- **Instructions to follow**
Whenever a line in the records below contains "close", pick it out.

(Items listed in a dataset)
☆ ☆ ☆ ☆

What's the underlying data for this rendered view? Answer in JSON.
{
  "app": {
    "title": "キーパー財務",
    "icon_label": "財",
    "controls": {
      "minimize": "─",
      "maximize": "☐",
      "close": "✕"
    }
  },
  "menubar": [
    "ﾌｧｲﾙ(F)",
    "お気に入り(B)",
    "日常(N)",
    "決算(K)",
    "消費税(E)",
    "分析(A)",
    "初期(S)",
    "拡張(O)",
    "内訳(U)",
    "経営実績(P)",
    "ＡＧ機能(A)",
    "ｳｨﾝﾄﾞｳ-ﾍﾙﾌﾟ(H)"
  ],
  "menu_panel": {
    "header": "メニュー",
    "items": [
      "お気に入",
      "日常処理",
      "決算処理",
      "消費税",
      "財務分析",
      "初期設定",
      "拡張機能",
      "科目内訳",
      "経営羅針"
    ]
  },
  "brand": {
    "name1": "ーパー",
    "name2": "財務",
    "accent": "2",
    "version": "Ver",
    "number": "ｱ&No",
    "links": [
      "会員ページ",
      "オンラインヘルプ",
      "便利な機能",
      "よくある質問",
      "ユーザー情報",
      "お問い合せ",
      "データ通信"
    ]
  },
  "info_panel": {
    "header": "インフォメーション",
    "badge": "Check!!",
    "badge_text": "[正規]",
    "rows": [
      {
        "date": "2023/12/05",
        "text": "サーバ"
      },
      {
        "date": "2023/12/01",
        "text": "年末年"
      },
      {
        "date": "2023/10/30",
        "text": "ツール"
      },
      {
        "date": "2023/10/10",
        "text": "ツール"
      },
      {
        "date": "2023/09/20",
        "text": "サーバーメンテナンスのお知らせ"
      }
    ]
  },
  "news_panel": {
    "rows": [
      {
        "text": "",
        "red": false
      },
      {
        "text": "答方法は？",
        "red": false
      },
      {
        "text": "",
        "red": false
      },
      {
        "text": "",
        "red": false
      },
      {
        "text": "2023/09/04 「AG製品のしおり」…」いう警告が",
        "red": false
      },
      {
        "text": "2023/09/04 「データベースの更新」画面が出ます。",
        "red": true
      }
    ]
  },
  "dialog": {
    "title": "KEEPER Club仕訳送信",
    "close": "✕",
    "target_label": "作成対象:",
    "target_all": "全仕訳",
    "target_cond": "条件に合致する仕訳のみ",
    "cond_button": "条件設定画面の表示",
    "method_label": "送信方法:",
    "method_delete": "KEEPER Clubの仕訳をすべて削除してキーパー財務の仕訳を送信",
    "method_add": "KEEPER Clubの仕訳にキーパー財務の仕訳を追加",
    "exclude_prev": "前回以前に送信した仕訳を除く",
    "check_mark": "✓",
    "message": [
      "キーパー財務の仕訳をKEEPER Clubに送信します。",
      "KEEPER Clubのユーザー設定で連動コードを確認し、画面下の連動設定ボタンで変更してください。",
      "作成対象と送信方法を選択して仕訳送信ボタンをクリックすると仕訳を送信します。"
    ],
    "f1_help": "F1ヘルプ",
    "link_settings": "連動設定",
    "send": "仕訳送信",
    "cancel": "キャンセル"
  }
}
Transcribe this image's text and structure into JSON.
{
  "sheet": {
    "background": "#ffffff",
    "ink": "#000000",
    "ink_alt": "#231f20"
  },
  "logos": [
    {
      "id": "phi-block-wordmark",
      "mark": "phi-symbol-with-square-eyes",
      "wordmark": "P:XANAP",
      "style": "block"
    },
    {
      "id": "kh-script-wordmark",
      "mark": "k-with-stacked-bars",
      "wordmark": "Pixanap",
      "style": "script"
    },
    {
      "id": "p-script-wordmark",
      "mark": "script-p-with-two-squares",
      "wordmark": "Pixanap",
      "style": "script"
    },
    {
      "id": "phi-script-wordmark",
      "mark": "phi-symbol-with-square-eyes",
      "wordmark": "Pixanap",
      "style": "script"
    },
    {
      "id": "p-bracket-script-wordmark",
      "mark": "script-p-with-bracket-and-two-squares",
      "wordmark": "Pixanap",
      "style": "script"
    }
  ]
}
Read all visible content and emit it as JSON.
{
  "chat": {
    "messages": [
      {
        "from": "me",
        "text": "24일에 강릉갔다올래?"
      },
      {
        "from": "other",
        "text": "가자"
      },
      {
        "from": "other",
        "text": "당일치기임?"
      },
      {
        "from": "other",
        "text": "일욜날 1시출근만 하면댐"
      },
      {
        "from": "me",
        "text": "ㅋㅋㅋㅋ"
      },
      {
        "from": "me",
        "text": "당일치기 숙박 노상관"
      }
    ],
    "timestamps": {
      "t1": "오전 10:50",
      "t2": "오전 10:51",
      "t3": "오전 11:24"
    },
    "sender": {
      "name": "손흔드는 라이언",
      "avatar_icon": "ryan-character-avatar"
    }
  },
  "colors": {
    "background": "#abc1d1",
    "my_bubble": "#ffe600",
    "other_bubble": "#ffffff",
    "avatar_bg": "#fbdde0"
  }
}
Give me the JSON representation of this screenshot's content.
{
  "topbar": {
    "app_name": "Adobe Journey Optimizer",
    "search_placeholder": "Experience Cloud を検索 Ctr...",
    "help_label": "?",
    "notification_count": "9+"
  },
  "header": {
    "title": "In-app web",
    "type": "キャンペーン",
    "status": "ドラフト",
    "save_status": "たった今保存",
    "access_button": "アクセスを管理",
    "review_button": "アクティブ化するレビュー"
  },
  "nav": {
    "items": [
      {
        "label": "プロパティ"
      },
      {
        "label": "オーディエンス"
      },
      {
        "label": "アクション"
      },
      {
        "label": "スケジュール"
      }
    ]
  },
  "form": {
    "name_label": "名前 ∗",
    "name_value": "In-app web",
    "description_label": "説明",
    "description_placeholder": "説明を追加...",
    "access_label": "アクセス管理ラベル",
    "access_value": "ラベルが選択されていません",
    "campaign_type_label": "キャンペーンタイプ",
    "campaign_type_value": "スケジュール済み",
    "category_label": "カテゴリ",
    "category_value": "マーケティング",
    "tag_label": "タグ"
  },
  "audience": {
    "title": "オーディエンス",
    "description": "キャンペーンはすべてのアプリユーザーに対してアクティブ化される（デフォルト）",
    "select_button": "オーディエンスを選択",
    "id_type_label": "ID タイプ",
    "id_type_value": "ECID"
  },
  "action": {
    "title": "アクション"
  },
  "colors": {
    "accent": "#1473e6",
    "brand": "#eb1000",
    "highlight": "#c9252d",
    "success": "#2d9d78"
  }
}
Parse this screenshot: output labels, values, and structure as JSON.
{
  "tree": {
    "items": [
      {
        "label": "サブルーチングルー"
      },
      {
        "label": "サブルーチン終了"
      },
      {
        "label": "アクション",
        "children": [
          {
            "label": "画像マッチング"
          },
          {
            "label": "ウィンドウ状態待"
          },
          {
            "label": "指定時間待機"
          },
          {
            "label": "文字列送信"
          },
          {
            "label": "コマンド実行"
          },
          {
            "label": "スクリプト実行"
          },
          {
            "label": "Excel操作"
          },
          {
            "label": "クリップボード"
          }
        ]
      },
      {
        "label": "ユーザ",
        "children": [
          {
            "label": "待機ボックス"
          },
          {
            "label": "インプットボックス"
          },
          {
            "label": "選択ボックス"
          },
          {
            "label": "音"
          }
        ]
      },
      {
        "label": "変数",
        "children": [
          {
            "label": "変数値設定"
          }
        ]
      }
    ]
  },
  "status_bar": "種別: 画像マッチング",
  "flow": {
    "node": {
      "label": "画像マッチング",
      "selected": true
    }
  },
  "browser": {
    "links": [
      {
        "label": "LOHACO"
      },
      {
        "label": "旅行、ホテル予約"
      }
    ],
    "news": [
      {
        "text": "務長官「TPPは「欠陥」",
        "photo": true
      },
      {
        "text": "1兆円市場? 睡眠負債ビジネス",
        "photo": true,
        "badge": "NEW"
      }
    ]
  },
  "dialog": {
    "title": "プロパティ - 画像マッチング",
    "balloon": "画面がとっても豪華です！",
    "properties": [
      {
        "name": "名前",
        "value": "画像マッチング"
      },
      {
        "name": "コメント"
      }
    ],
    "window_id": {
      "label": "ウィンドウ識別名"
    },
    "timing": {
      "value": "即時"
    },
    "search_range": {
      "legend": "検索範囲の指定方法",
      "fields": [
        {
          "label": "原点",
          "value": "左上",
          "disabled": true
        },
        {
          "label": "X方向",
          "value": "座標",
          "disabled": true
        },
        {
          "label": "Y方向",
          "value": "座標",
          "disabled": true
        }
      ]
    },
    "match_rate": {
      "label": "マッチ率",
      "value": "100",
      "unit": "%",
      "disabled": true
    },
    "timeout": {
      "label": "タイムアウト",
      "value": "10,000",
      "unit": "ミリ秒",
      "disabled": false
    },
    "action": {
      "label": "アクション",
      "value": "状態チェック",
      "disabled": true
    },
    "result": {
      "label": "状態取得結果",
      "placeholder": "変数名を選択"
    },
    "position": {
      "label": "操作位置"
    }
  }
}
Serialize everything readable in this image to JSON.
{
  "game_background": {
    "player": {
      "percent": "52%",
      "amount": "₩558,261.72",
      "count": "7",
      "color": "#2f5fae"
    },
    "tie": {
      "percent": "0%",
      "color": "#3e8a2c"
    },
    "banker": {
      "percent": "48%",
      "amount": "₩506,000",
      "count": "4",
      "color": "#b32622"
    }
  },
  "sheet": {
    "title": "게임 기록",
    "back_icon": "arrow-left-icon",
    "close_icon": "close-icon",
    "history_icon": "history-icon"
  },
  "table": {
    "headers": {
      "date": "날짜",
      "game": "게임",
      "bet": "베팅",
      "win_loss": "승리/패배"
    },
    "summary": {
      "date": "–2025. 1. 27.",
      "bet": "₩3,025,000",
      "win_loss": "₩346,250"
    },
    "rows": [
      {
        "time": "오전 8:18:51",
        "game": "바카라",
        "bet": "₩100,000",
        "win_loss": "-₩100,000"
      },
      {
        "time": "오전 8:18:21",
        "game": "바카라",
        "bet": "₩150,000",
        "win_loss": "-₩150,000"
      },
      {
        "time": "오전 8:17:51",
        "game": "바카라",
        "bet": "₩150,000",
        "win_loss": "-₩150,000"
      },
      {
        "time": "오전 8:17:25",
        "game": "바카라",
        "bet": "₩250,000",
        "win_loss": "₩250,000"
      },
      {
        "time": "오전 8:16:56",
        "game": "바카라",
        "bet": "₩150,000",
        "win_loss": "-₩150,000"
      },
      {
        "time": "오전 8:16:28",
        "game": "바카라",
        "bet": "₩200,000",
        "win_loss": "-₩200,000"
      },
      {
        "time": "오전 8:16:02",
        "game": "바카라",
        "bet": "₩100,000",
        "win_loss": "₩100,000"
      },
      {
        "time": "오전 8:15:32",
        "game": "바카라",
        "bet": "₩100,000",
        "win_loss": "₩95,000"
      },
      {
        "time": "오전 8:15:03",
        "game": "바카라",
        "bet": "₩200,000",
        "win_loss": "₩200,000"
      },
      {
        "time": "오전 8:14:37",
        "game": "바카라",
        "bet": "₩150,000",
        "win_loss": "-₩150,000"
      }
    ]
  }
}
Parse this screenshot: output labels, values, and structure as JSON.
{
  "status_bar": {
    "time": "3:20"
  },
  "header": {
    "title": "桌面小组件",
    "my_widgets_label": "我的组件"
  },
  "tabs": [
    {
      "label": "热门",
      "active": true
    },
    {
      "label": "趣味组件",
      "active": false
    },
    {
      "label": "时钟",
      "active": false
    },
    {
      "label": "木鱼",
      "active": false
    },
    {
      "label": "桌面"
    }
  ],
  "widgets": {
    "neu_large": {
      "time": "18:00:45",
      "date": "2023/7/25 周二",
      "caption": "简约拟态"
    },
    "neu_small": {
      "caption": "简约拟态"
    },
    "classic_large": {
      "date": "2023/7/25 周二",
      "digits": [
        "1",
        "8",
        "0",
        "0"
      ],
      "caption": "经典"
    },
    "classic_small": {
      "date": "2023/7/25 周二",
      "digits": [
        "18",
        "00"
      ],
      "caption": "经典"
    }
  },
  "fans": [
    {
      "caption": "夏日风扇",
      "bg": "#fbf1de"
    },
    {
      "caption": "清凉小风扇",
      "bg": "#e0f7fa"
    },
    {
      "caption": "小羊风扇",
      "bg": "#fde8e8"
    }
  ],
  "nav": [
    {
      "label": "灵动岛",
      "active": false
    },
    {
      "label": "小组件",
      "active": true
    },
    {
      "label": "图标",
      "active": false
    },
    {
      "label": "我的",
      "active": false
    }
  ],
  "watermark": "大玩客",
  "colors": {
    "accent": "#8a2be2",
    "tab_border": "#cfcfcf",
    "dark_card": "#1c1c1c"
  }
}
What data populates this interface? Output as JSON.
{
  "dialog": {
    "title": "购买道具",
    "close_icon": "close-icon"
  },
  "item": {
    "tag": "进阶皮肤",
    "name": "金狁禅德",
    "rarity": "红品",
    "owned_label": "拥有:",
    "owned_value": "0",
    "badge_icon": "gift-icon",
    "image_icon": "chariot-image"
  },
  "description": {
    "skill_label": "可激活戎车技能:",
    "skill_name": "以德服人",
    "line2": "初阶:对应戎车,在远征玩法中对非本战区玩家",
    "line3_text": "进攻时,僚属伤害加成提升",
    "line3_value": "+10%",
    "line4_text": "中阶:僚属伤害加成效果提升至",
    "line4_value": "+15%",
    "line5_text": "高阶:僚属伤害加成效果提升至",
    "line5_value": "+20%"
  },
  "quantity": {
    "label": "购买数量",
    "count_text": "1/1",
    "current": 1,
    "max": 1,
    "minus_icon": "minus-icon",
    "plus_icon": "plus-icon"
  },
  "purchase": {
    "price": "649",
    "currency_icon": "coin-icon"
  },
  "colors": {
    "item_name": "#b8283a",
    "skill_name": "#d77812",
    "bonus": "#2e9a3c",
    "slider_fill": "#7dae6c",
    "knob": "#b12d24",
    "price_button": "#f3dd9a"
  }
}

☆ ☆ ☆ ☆

- **Reply**
      "close": "✕"
    "close": "✕",
    "close_icon": "close-icon",
    "close_icon": "close-icon"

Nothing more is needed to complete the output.